Disney’s Lone Ranger adaptation has been fighting an uphill battle, ever since director Gore Verbinski announced his intentions to deliver a surprisingly unconventional version of the character. That was long before the film was (briefly) canceled by the Mouse House’s executives.
The Johnny Depp-starring western is now back on track and has a new scheduled theatrical release date to boot. Still, there’s good reason to wonder: besides the now-infamous “werewolves” aspect of the the film’s plot, what exactly caused Lone Ranger‘s estimated budget to balloon to upwards of $250-260 million… before it was reworked significantly and lowered to a “more reasonable” level of $215 million?

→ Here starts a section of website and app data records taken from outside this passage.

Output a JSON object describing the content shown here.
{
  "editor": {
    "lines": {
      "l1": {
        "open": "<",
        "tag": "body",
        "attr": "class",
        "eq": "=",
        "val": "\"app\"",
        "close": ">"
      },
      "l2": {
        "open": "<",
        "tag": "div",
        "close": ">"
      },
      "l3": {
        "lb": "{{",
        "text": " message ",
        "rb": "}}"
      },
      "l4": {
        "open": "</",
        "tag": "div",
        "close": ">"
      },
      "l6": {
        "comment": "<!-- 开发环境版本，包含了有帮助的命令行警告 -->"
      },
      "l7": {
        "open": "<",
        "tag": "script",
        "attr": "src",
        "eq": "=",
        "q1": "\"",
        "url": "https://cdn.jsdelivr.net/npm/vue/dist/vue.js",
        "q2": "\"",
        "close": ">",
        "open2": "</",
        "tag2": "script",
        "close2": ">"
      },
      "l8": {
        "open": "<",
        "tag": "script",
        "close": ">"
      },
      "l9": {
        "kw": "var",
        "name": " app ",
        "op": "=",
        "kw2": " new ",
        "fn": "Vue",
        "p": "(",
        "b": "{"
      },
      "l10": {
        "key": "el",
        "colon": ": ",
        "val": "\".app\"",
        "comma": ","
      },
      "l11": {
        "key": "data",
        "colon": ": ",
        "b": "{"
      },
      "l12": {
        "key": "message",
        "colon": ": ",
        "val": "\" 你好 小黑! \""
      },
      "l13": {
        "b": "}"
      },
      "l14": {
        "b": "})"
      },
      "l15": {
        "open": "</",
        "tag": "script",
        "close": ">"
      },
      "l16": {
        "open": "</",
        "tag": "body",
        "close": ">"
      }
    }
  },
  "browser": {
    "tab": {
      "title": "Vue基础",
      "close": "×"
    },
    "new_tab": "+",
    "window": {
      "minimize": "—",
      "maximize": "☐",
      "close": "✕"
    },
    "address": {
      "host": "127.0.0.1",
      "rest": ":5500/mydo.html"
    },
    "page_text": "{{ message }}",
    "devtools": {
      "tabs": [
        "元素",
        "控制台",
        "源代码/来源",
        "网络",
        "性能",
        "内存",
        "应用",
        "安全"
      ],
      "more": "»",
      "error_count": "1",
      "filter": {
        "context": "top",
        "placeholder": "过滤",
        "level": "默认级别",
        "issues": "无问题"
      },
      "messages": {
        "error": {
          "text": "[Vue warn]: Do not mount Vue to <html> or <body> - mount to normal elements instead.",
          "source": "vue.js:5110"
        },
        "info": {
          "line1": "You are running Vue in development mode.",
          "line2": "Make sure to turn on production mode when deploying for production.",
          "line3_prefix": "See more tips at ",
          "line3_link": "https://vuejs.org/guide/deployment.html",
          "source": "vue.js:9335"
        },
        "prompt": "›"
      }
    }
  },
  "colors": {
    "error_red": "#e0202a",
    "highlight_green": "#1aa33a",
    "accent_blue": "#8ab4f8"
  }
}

Lone Ranger producer Jerry Bruckheimer has a lot of experience when it comes to working on ultra-expensive projects – be it Michael Bay films like Armageddon and Pearl Harbor or Disney’s Pirates of the Caribbean franchise. Studios always prefer things to be as cheap as possible, which is why pricey undertakings like these often have to deal with temporary production delays. All the same, chopping off at least $35 million from a movie’s production budget is not a simple task (to say the least).
Here is how Bruckheimer says he, Verbinski, Depp, and their Lone Ranger production team managed the task (via THR):
“We redid the production plan. We originally laid it out to avoid winter. Every single location we had, there was winter — 30s at night, 50s during the day, best-case scenario. We were jumping around. California, New Mexico, Arizona, Utah. If we had a big crowd scene and then the next day we were shooting just Tonto and the Lone Ranger, we still had the crew “on” because you have them weekly… [So] we bunched together scenes with Tonto and the Lone Ranger, so we had a much smaller crew. We saved about $10 million just by doing that.
“Then we looked for the best break in tax incentives. We found that Louisiana gave us a better tax incentive than New Mexico — that was another $8 million. We’re still shooting in New Mexico, and we might [also] go to Louisiana. We’re asking New Mexico to come closer to the Louisiana incentive. We dropped our California location not because they didn’t offer a tax break but because it was another production office that we had to open.
“… [Then Director] Gore [Verbinski] and myself and Johnny [Depp] and some vendors and creative people agreed to deferments. They will get paid at a certain point that Disney negotiated with them, as I will. It’s a “favored nation” deal, so we all get paid at the same point when Disney recoups…”
On the topic of what material in the Lone Ranger screenplay – penned by the likes of Justin Haythe (Revolutionary Road) and Pirates scribers Ted Elliott and Terry Rossio – did (or failed to) make the cut:
“We cut a sequence involving a coyote attack — supernatural coyotes — and a small animated segment. The train [scenes] are intact. We trimmed it a little bit. Gore made some sacrifices creatively, but nothing that would hurt the film. We had to work it out. The studio set a number, and it was always our responsibility to get to the number.”
While there’s been discussion before about how Lone Ranger is reportedly still aiming to feature one of the biggest locomotive train action set pieces ever put to film, this is the first we’ve heard about an animated sequence – or “supernatural coyotes”… unless Bruckehimer is referring to the film’s “werewolves”-?
Verbinski has incorporated visually surreal and overtly philosophical elements into otherwise mainstream popcorn movies before (see: this year’s Rango), but it sounds like he was originally going for something even more unorthodox with Lone Ranger. Whether the final product will be better or worse because of the aforementioned artistic compromises Verbinski and Co. ultimately had to make… well, that is anyone’s guess at this point.
Lone Ranger is now slated to gallop into U.S. theaters on May 31st, 2013.